#2 Beauty, bans, fines, nonsense & superstition... Is it really worth a visit?
This great review by Roy Broff (click on the link) tackles all the hard questions about visiting Uluru:
Getting there The desert is boring and monotonous but at least easy to steer
Impressions of the cultural centre The best thing about the centre is that it has TOILETS
Photography Huge areas of the rock are declared sacred and penalties for photographing such areas ($5000 or 6000) can make you broke in no time – please leave your CAMERA in the car
Here's a comment on Roy's review:
The Summit is Fantastic
Anyone who dismisses the climb as "only a small part" of the experience misses the importance of it to those of us that want to climb it. It is part of the Australian culture to climb such things for many reasons - tradition, family who have done it; life long desire and like Everest "because it is there".
I spoke to over fifty people who climbed the rock the same day I did and all had stories to tell of their dreams of climbing it and how agry it made them that the aborigines seem to close it on a whim. Many were very upset that their children and grandchildren will not be able to climb it. The friendly atmosphere on the climb is fantastic. People who would never normally speak to each other were chatting and offering help and encouragement. It was a wonderful community feel that will be lost.
I spent five hours on the rock and walked out to the far end. I spent about the same walking and driving around the base. The top of the rock is one of the most special and fascinating places in the world and I have been to 35 countries. The walk around the base is but a mere shadow of the walk at the top.
To stop the climb is insensitive and illogical but culture and politics always are. Whose culture is more important? What compromise can/should be made?

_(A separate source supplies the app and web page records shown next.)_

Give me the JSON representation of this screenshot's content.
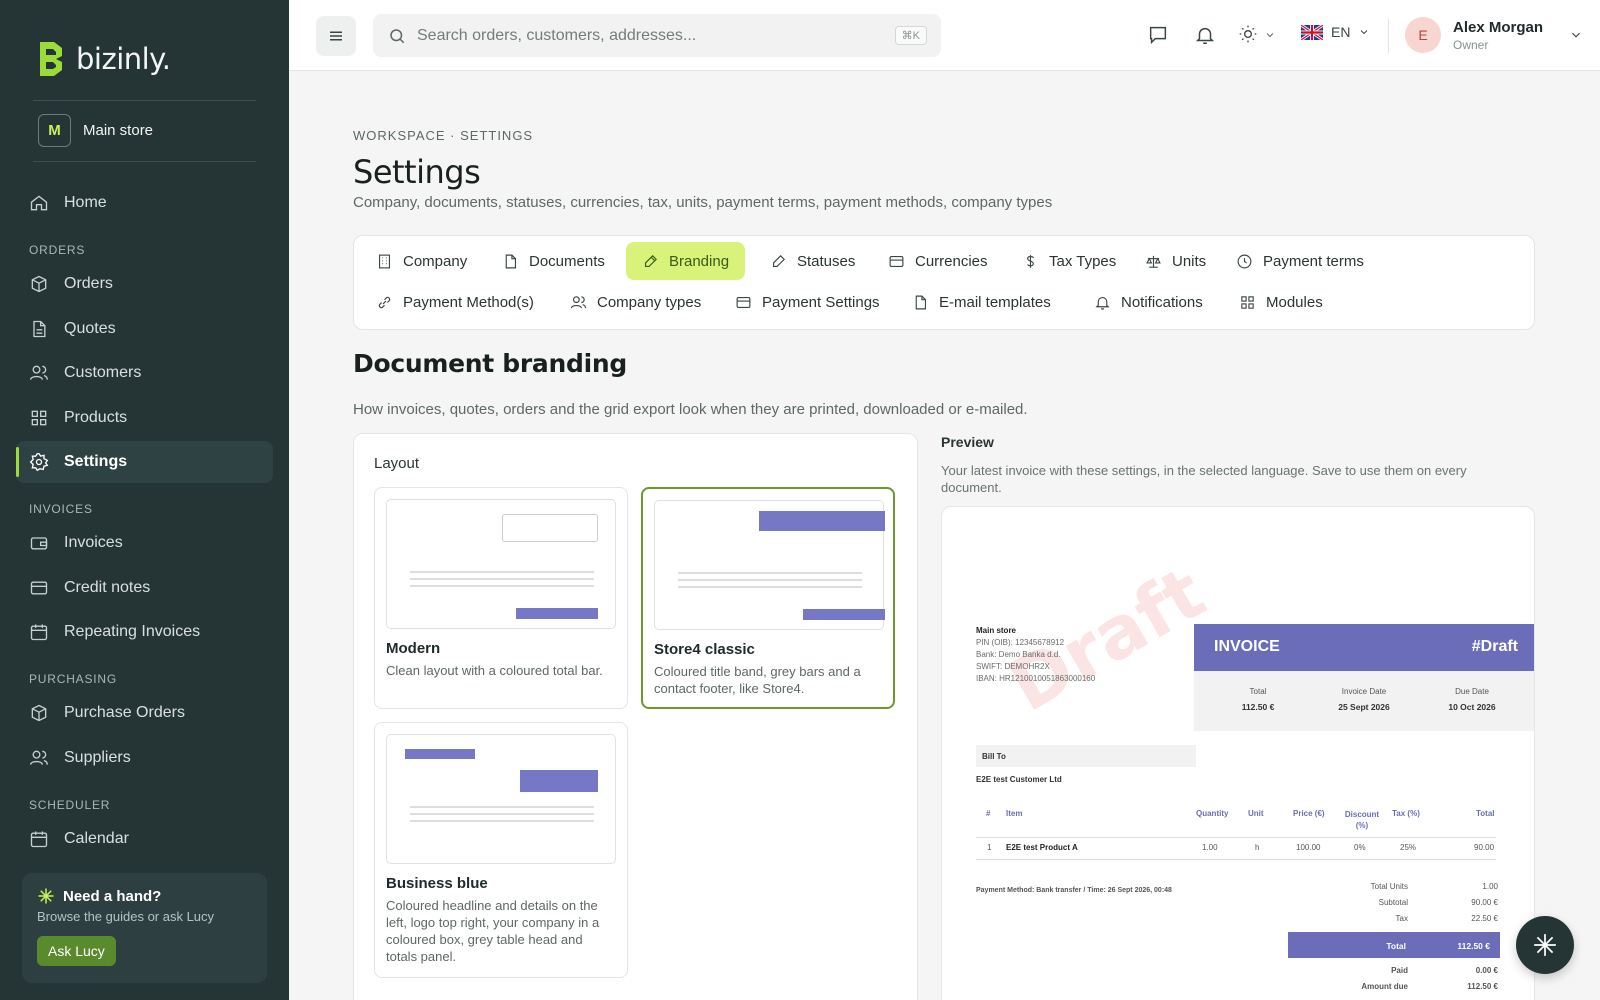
{
  "brand": {
    "name": "bizinly.",
    "accent": "#9bdc3a"
  },
  "store": {
    "initial": "M",
    "name": "Main store"
  },
  "sidebar": {
    "home": "Home",
    "sections": {
      "orders": "ORDERS",
      "invoices": "INVOICES",
      "purchasing": "PURCHASING",
      "scheduler": "SCHEDULER"
    },
    "items": {
      "orders": "Orders",
      "quotes": "Quotes",
      "customers": "Customers",
      "products": "Products",
      "settings": "Settings",
      "invoices": "Invoices",
      "credit_notes": "Credit notes",
      "repeating": "Repeating Invoices",
      "purchase_orders": "Purchase Orders",
      "suppliers": "Suppliers",
      "calendar": "Calendar"
    },
    "help": {
      "title": "Need a hand?",
      "subtitle": "Browse the guides or ask Lucy",
      "button": "Ask Lucy"
    }
  },
  "topbar": {
    "search_placeholder": "Search orders, customers, addresses...",
    "shortcut": "⌘K",
    "language": "EN",
    "user": {
      "initial": "E",
      "name": "Alex Morgan",
      "role": "Owner"
    }
  },
  "page": {
    "breadcrumb": "WORKSPACE · SETTINGS",
    "title": "Settings",
    "subtitle": "Company, documents, statuses, currencies, tax, units, payment terms, payment methods, company types"
  },
  "tabs": {
    "company": "Company",
    "documents": "Documents",
    "branding": "Branding",
    "statuses": "Statuses",
    "currencies": "Currencies",
    "tax_types": "Tax Types",
    "units": "Units",
    "payment_terms": "Payment terms",
    "payment_methods": "Payment Method(s)",
    "company_types": "Company types",
    "payment_settings": "Payment Settings",
    "email_templates": "E-mail templates",
    "notifications": "Notifications",
    "modules": "Modules"
  },
  "branding": {
    "title": "Document branding",
    "subtitle": "How invoices, quotes, orders and the grid export look when they are printed, downloaded or e-mailed.",
    "layout_label": "Layout",
    "options": {
      "modern": {
        "name": "Modern",
        "desc": "Clean layout with a coloured total bar."
      },
      "store4": {
        "name": "Store4 classic",
        "desc": "Coloured title band, grey bars and a contact footer, like Store4."
      },
      "business": {
        "name": "Business blue",
        "desc": "Coloured headline and details on the left, logo top right, your company in a coloured box, grey table head and totals panel."
      }
    },
    "selected": "store4"
  },
  "preview": {
    "label": "Preview",
    "subtitle": "Your latest invoice with these settings, in the selected language. Save to use them on every document.",
    "watermark": "Draft",
    "invoice": {
      "from": {
        "name": "Main store",
        "pin": "PIN (OIB): 12345678912",
        "bank": "Bank: Demo Banka d.d.",
        "swift": "SWIFT: DEMOHR2X",
        "iban": "IBAN: HR1210010051863000160"
      },
      "title": "INVOICE",
      "number": "#Draft",
      "meta": [
        {
          "label": "Total",
          "value": "112.50 €"
        },
        {
          "label": "Invoice Date",
          "value": "25 Sept 2026"
        },
        {
          "label": "Due Date",
          "value": "10 Oct 2026"
        }
      ],
      "bill_to_label": "Bill To",
      "bill_to": "E2E test Customer Ltd",
      "columns": {
        "num": "#",
        "item": "Item",
        "qty": "Quantity",
        "unit": "Unit",
        "price": "Price (€)",
        "discount": "Discount (%)",
        "tax": "Tax (%)",
        "total": "Total"
      },
      "rows": [
        {
          "num": "1",
          "item": "E2E test Product A",
          "qty": "1.00",
          "unit": "h",
          "price": "100.00",
          "discount": "0%",
          "tax": "25%",
          "total": "90.00"
        }
      ],
      "payment_line": "Payment Method: Bank transfer  / Time: 26 Sept 2026, 00:48",
      "totals": {
        "units_label": "Total Units",
        "units": "1.00",
        "subtotal_label": "Subtotal",
        "subtotal": "90.00 €",
        "tax_label": "Tax",
        "tax": "22.50 €",
        "total_label": "Total",
        "total": "112.50 €",
        "paid_label": "Paid",
        "paid": "0.00 €",
        "due_label": "Amount due",
        "due": "112.50 €"
      }
    }
  }
}
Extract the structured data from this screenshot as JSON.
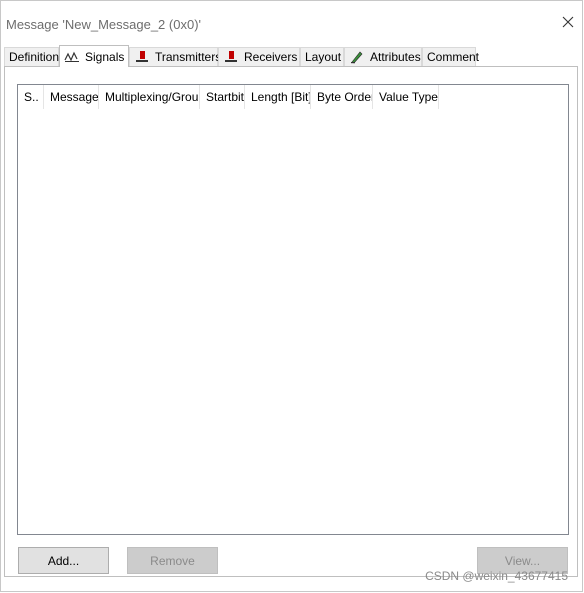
{
  "window": {
    "title": "Message 'New_Message_2 (0x0)'"
  },
  "tabs": [
    {
      "label": "Definition",
      "icon": "none"
    },
    {
      "label": "Signals",
      "icon": "signal-wave-icon",
      "active": true
    },
    {
      "label": "Transmitters",
      "icon": "transmitter-icon"
    },
    {
      "label": "Receivers",
      "icon": "receiver-icon"
    },
    {
      "label": "Layout",
      "icon": "none"
    },
    {
      "label": "Attributes",
      "icon": "attributes-pen-icon"
    },
    {
      "label": "Comment",
      "icon": "none"
    }
  ],
  "table": {
    "columns": [
      "S..",
      "Message",
      "Multiplexing/Group",
      "Startbit",
      "Length [Bit]",
      "Byte Order",
      "Value Type"
    ],
    "rows": []
  },
  "buttons": {
    "add": "Add...",
    "remove": "Remove",
    "view": "View..."
  },
  "watermark": "CSDN @weixin_43677415",
  "colors": {
    "icon_red": "#c00000",
    "disabled_button": "#cccccc",
    "active_tab": "#ffffff",
    "inactive_tab": "#f0f0f0"
  }
}
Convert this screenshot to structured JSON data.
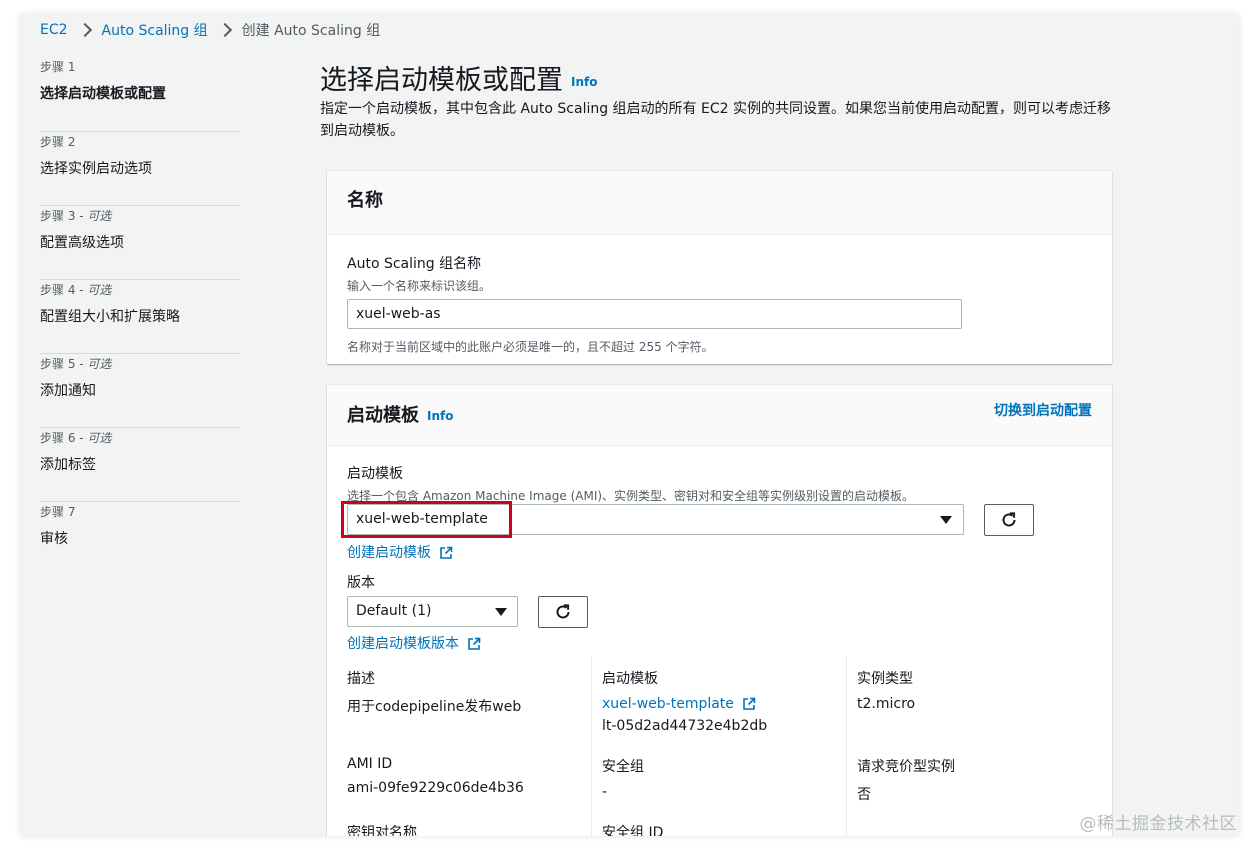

If you respect all people. Why do you not respect those who want to climb?
ALL racism. All bigotry is UGLY.